**GOAL OF THE EXERCISE**
Find the word "connection" in the listing. Copy out each line where it occurs.
GIVEN INFORMATION Start Marker
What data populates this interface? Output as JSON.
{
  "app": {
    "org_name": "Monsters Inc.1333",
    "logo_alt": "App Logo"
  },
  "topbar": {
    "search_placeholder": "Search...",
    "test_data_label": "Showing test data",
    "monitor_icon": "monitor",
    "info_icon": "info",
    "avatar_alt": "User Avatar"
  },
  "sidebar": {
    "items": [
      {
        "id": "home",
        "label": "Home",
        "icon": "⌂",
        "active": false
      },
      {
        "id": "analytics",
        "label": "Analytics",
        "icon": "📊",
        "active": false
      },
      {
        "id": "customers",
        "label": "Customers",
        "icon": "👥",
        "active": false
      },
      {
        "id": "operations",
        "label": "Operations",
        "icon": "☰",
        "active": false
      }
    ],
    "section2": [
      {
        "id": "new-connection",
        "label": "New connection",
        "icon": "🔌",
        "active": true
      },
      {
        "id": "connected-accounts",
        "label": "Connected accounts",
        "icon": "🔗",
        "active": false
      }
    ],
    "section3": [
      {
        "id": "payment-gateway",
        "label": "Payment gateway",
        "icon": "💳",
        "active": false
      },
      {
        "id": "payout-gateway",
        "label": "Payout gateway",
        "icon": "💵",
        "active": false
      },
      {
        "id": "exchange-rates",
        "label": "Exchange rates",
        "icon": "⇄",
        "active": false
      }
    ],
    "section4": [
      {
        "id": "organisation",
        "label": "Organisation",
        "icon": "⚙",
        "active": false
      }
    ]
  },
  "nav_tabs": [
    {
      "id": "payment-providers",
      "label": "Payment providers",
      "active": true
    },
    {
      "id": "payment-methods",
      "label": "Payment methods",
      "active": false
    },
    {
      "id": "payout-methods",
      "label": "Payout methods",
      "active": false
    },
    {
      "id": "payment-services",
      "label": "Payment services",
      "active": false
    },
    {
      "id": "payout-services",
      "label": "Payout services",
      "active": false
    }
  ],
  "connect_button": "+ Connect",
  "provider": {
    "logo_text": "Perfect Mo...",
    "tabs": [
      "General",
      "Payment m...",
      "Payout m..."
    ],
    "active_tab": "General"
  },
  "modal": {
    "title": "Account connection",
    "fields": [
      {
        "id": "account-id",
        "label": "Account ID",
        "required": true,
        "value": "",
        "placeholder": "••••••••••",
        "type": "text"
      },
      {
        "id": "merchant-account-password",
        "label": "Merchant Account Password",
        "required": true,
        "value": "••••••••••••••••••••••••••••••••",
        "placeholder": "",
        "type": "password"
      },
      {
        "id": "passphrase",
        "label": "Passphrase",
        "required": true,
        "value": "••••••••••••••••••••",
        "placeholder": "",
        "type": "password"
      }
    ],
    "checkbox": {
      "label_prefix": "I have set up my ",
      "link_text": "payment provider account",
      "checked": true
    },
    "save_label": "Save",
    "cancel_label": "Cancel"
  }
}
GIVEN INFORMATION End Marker
**YOUR RESPONSE**
        "id": "new-connection",
        "label": "New connection",
    "title": "Account connection",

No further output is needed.